4. Extend the dialogue to family and friends. Racism is a social, political and structural issue which we see within all of our institutions, such as education, healthcare and the workplace. We can’t park the conversation as just a workplace matter, so we must extend it out to our family and friends, too.

It’s easier for us to avoid the conversation with our social circle because we often assume our peers have the same values as us, but this is not always the case. “It is our responsibility to move the dialogue from work to society and social culture as a whole”, advises Dan. 
5. Make space for mistakes. It's important that we are allowed to make mistakes when discussing race matters – or DE&I matters in general. It should not be about policing or having all the answers. “Social media is a popular forum for people to criticise and attack each other, but we must allow people the space to make errors and learn from them, rather than constantly attacking. It’s not healthy and doesn’t help with learning”, says Dan.

If someone makes a mistake, use it as an opportunity to explain to them and have an open conversation, rather than shutting them down.
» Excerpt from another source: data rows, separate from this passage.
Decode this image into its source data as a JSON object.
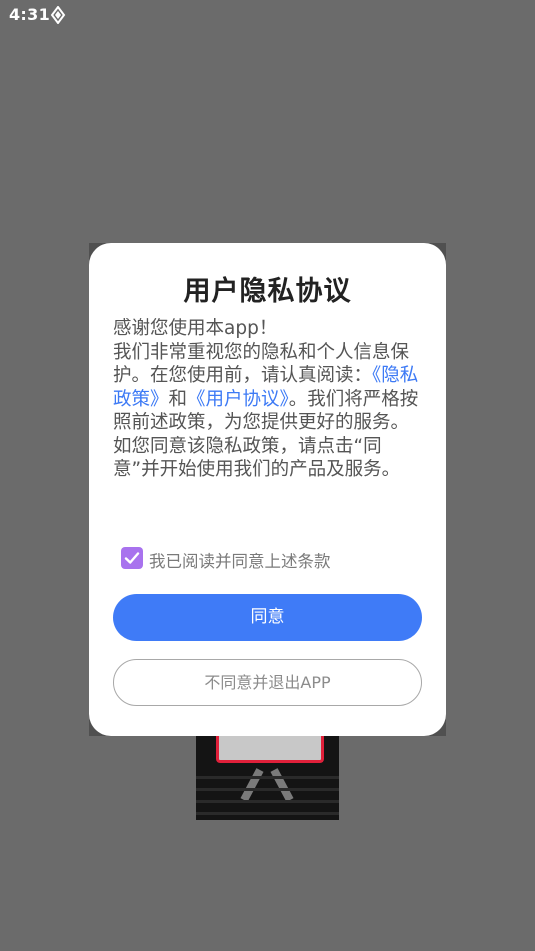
{
  "status_bar": {
    "time": "4:31",
    "icon": "app-notification-icon"
  },
  "dialog": {
    "title": "用户隐私协议",
    "body": {
      "greeting": "感谢您使用本app！",
      "text_1": "我们非常重视您的隐私和个人信息保护。在您使用前，请认真阅读：",
      "privacy_link": "《隐私政策》",
      "and": "和",
      "user_agreement_link": "《用户协议》",
      "text_2": "。我们将严格按照前述政策，为您提供更好的服务。如您同意该隐私政策，请点击“同意”并开始使用我们的产品及服务。"
    },
    "agree_checkbox": {
      "checked": true,
      "label": "我已阅读并同意上述条款"
    },
    "agree_button": "同意",
    "decline_button": "不同意并退出APP"
  },
  "colors": {
    "accent": "#3f7bf7",
    "link": "#3d7af5",
    "checkbox": "#a872ee",
    "overlay": "#6b6b6b"
  }
}
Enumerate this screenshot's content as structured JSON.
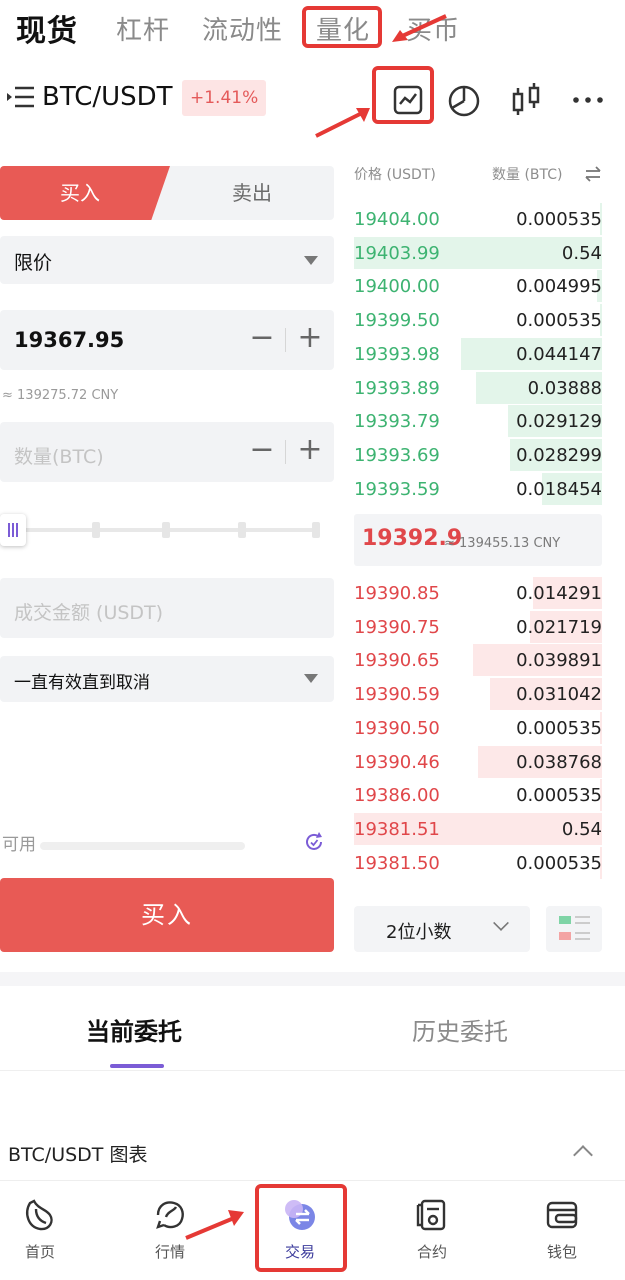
{
  "top_tabs": [
    "现货",
    "杠杆",
    "流动性",
    "量化",
    "买币"
  ],
  "pair": {
    "name": "BTC/USDT",
    "change": "+1.41%"
  },
  "order_form": {
    "buy_tab": "买入",
    "sell_tab": "卖出",
    "order_type": "限价",
    "price_value": "19367.95",
    "price_cny": "≈ 139275.72 CNY",
    "amount_placeholder": "数量(BTC)",
    "total_placeholder": "成交金额 (USDT)",
    "time_in_force": "一直有效直到取消",
    "available_label": "可用",
    "submit_label": "买入",
    "slider_percent": 0
  },
  "order_book": {
    "price_header": "价格 (USDT)",
    "qty_header": "数量 (BTC)",
    "asks": [
      {
        "price": "19404.00",
        "qty": "0.000535",
        "depth": 0.01
      },
      {
        "price": "19403.99",
        "qty": "0.54",
        "depth": 1.0
      },
      {
        "price": "19400.00",
        "qty": "0.004995",
        "depth": 0.02
      },
      {
        "price": "19399.50",
        "qty": "0.000535",
        "depth": 0.01
      },
      {
        "price": "19393.98",
        "qty": "0.044147",
        "depth": 0.57
      },
      {
        "price": "19393.89",
        "qty": "0.03888",
        "depth": 0.51
      },
      {
        "price": "19393.79",
        "qty": "0.029129",
        "depth": 0.38
      },
      {
        "price": "19393.69",
        "qty": "0.028299",
        "depth": 0.37
      },
      {
        "price": "19393.59",
        "qty": "0.018454",
        "depth": 0.24
      }
    ],
    "mid_price": "19392.9",
    "mid_cny": "≈ 139455.13 CNY",
    "bids": [
      {
        "price": "19390.85",
        "qty": "0.014291",
        "depth": 0.28
      },
      {
        "price": "19390.75",
        "qty": "0.021719",
        "depth": 0.29
      },
      {
        "price": "19390.65",
        "qty": "0.039891",
        "depth": 0.52
      },
      {
        "price": "19390.59",
        "qty": "0.031042",
        "depth": 0.45
      },
      {
        "price": "19390.50",
        "qty": "0.000535",
        "depth": 0.01
      },
      {
        "price": "19390.46",
        "qty": "0.038768",
        "depth": 0.5
      },
      {
        "price": "19386.00",
        "qty": "0.000535",
        "depth": 0.01
      },
      {
        "price": "19381.51",
        "qty": "0.54",
        "depth": 1.0
      },
      {
        "price": "19381.50",
        "qty": "0.000535",
        "depth": 0.01
      }
    ],
    "decimals_label": "2位小数"
  },
  "orders": {
    "current_tab": "当前委托",
    "history_tab": "历史委托"
  },
  "chart_section": {
    "label": "BTC/USDT 图表"
  },
  "bottom_nav": [
    {
      "label": "首页",
      "icon": "home-icon"
    },
    {
      "label": "行情",
      "icon": "market-icon"
    },
    {
      "label": "交易",
      "icon": "trade-icon"
    },
    {
      "label": "合约",
      "icon": "contract-icon"
    },
    {
      "label": "钱包",
      "icon": "wallet-icon"
    }
  ],
  "colors": {
    "buy": "#e85a55",
    "ask": "#3db371",
    "bid": "#e0474a",
    "accent": "#7b5cd6",
    "annotation": "#e53935"
  }
}
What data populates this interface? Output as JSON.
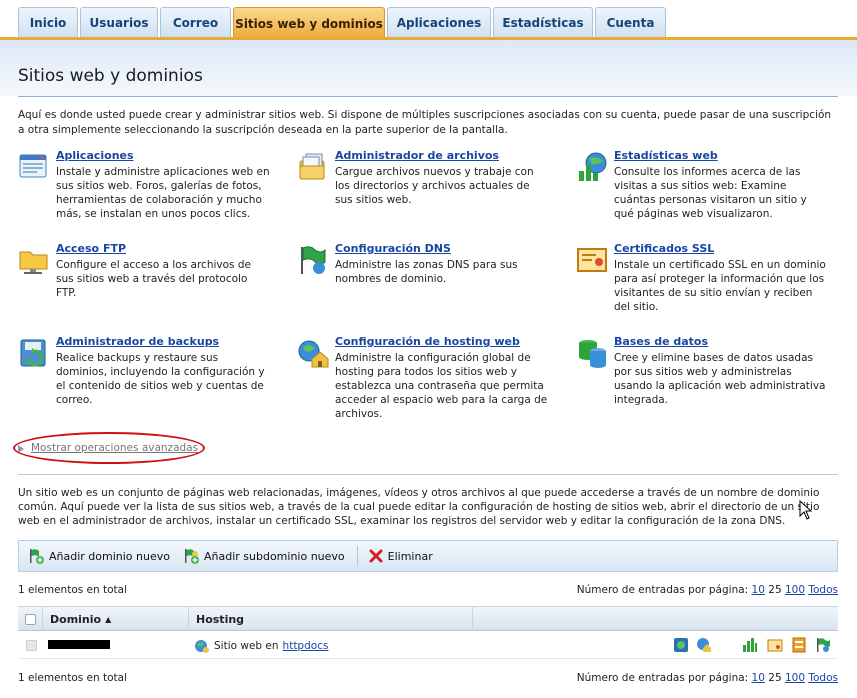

Race-related conversations can be difficult, but let’s not make them harder than they need to be.  

Let us help you  

FAIRER Consulting offers an extensive range of training, consultation services and bespoke services to suit your DE&I needs. Explore our race ally training for a comprehensive look at how to leverage white privilege to amplify the voices of minority ethnic groups, or register for our conscious inclusion training for practical takeaways on creating an inclusive environment.  

Can’t find what you’re looking for? Schedule a chat with one of our consultants and see how we can help you.   


Dan Robertson

Dan Robertson is MD of FAIRER Consulting and Global Head of ED&I Advisory Services at Hays International. Over the last 15 years Dan has spent his time supporting global business leaders to transform their ideas into meaningful action, with a focus on inclusion as a strategic management issue, bias mitigation and inclusive leadership.